There is currently no cure for alopecia areata. Some people with mild forms of the disease may spontaneously regrow hair over time. Current treatments include corticosteroids, topical minoxidil (i.e. Rogaine), and immunosuppressive drugs.
A team of researchers led by Dr. Brett King, an associate professor of dermatology at the Yale School of Medicine recently published results from a phase 3 clinical trial.
The study examines the use of baricitinib — a prescription medication for the treatment of moderate to severe rheumatoid arthritis. Baricitinib is a Janus kinase (JAK) inhibitor, which disrupts the body’s ability to communicate with specific proteins called
“We think baricitinib works by interrupting the messaging between hair follicles and immune cells that lead to immune cells attacking hair follicles and ultimately hair loss,” Dr. King told Medical News Today.
“When the messaging is interrupted, the immune cells leave hair follicles alone and the hair follicles can do what they are supposed to, that is, grow hair.”
For the study, Dr. King and his team studied 1,200 people in two large, randomized trials. The study sponsor, American pharmaceutical company Eli Lilly, designed the study trials.
Study participants included both males and females over the age of 18. All participants had severe alopecia areata defined by a Severity of Alopecia Tool (SALT) score of 50 or higher. SALT ranges from a score of 0 with no hair loss from the scalp to 100, which is the complete loss of all hair from the scalp.
During the 36-week trials, participants received either 2 milligrams or 4 milligrams of baricitinib each day, or a placebo.
According to the study results, about 39% of Trial 1 participants and 36% of Trial 2 participants given the 4-milligram dose of baricitinib grew enough hair back to move to a SALT score of 20 or less by week 36.
Study results also showed possible side effects of using baricitinib as an alopecia areata treatment. According to researchers, the most common side effects among study participants were acne, elevated levels of creatine kinase, and increased levels of low- and high-density
“The clinical trials are ongoing and participants continue to be monitored, so we will have more and more safety data over time,” Dr. King said.
MNT also spoke with Dr. Amy McMichael, a dermatologist at Atrium Health Wake Forest Baptist in Winston-Salem, NC. She says this study is a long-time coming.
“It is a great outcome of great science that will ultimately change the lives of alopecia areata patients for the good. […] These trials tell us that there is finally enough understood about the mechanism of alopecia areata that we can block the immunologic process causing hair loss with an oral medication.”
– Dr. McMichael
“It also means that patients who have had the most resistant disease to other treatments and those with severe disease (as measured by SALT score of at least 50) now have an option that is likely going to work to improve their disease,” she continued.
For the next steps in this research, Dr. King said these clinical trials are ongoing. “Participants continue to be monitored for both efficacy and safety and so we will have more and more data in the months ahead,” he added.

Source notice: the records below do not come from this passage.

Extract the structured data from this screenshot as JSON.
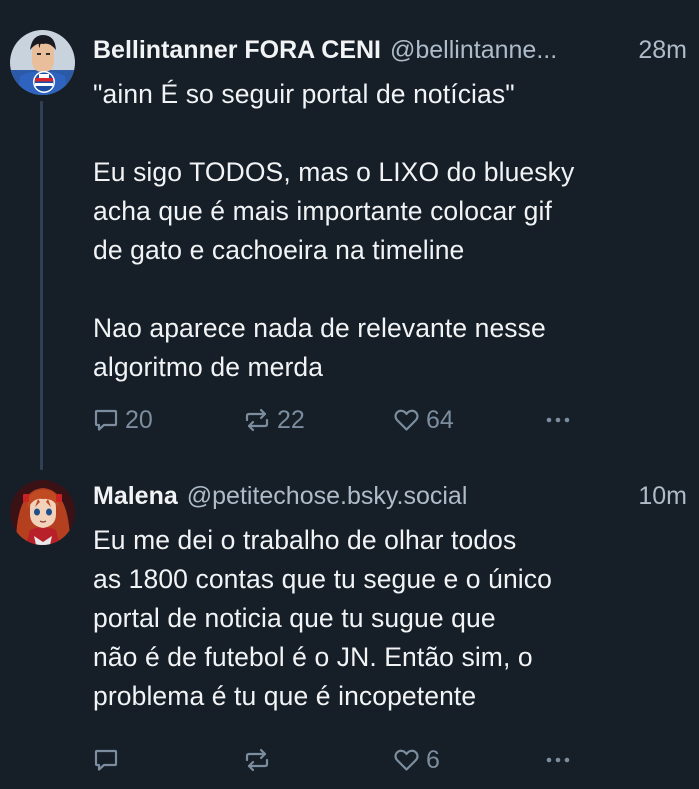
{
  "posts": [
    {
      "author": {
        "display_name": "Bellintanner FORA CENI",
        "handle": "@bellintanne..."
      },
      "time": "28m",
      "text": "\"ainn É so seguir portal de notícias\"\n\nEu sigo TODOS, mas o LIXO do bluesky\nacha que é mais importante colocar gif\nde gato e cachoeira na timeline\n\nNao aparece nada de relevante nesse\nalgoritmo de merda",
      "replies": "20",
      "reposts": "22",
      "likes": "64"
    },
    {
      "author": {
        "display_name": "Malena",
        "handle": "@petitechose.bsky.social"
      },
      "time": "10m",
      "text": "Eu me dei o trabalho de olhar todos\nas 1800 contas que tu segue e o único\nportal de noticia que tu sugue que\nnão é de futebol é o JN. Então sim, o\nproblema é tu que é incopetente",
      "replies": "",
      "reposts": "",
      "likes": "6"
    }
  ],
  "colors": {
    "background": "#161e27",
    "text_primary": "#f1f3f5",
    "text_secondary": "#aebbc9",
    "icon_muted": "#7b8d9e",
    "thread_line": "#2e4052"
  },
  "icons": {
    "reply": "speech-bubble-icon",
    "repost": "repost-arrows-icon",
    "like": "heart-outline-icon",
    "more": "ellipsis-icon"
  }
}
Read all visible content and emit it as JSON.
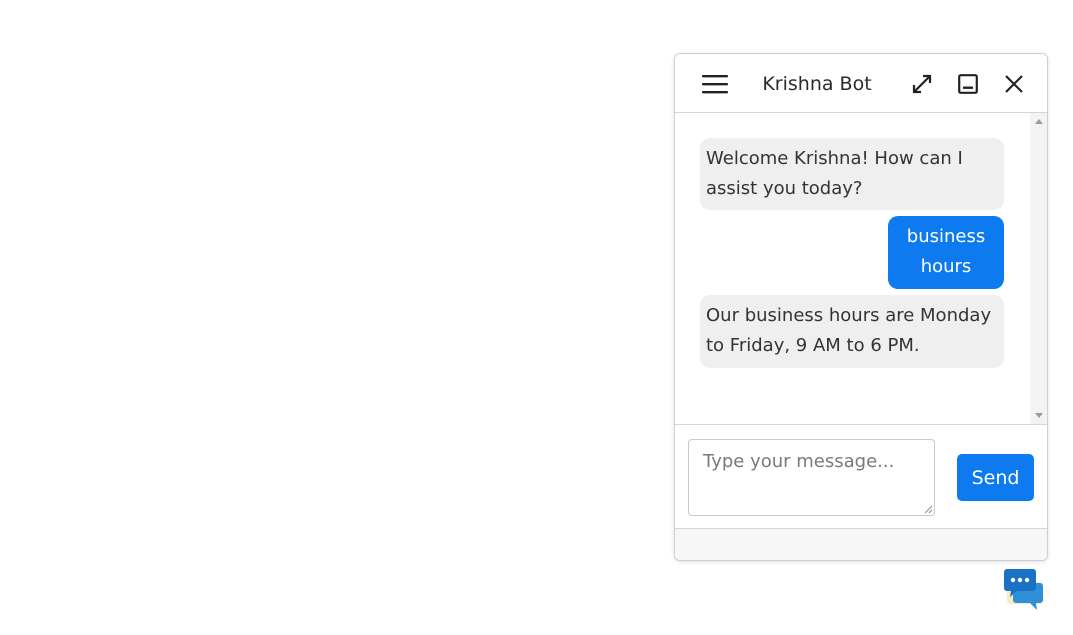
{
  "header": {
    "title": "Krishna Bot",
    "menu_icon": "hamburger-menu-icon",
    "expand_icon": "expand-diagonal-icon",
    "minimize_icon": "minimize-window-icon",
    "close_icon": "close-icon"
  },
  "messages": [
    {
      "sender": "bot",
      "text": "Welcome Krishna! How can I assist you today?"
    },
    {
      "sender": "user",
      "text": "business hours"
    },
    {
      "sender": "bot",
      "text": "Our business hours are Monday to Friday, 9 AM to 6 PM."
    }
  ],
  "composer": {
    "placeholder": "Type your message...",
    "value": "",
    "send_label": "Send"
  },
  "launcher": {
    "icon": "chat-bubbles-icon"
  },
  "colors": {
    "accent": "#0d7af0",
    "bot_bubble": "#efefef",
    "user_text": "#ffffff"
  }
}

And Dr. McMichael would like to see a better characterization of what lab monitoring is appropriate and the timing for these tests in patients.

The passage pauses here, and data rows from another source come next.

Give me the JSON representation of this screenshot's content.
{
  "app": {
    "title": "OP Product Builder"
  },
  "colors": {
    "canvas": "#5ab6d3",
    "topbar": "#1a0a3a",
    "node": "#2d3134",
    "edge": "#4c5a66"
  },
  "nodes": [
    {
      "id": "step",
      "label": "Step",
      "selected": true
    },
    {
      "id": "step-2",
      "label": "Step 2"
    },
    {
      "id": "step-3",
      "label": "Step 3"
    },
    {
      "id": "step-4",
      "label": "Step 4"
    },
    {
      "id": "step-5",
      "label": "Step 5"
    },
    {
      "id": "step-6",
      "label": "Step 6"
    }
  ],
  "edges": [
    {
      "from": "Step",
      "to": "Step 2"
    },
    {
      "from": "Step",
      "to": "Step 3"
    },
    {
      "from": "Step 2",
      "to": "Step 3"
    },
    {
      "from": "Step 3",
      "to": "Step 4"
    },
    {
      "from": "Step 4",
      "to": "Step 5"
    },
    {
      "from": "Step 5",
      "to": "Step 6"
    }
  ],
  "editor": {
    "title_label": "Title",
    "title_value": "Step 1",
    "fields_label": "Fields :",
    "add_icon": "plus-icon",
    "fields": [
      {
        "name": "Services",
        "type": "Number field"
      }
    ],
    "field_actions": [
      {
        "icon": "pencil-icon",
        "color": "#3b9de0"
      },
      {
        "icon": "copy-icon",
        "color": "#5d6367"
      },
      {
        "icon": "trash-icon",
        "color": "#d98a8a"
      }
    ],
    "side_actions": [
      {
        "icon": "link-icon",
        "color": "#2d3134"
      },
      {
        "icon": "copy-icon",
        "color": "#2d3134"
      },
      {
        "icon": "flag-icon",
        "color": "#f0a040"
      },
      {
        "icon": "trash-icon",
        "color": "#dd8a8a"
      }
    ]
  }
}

“We also need to look at trials of the drug in children and adolescents with alopecia areata,” she said. “Finally, long-term studies are very important moving forward to make sure safety is measured for a disease that may require a long-term treatment.”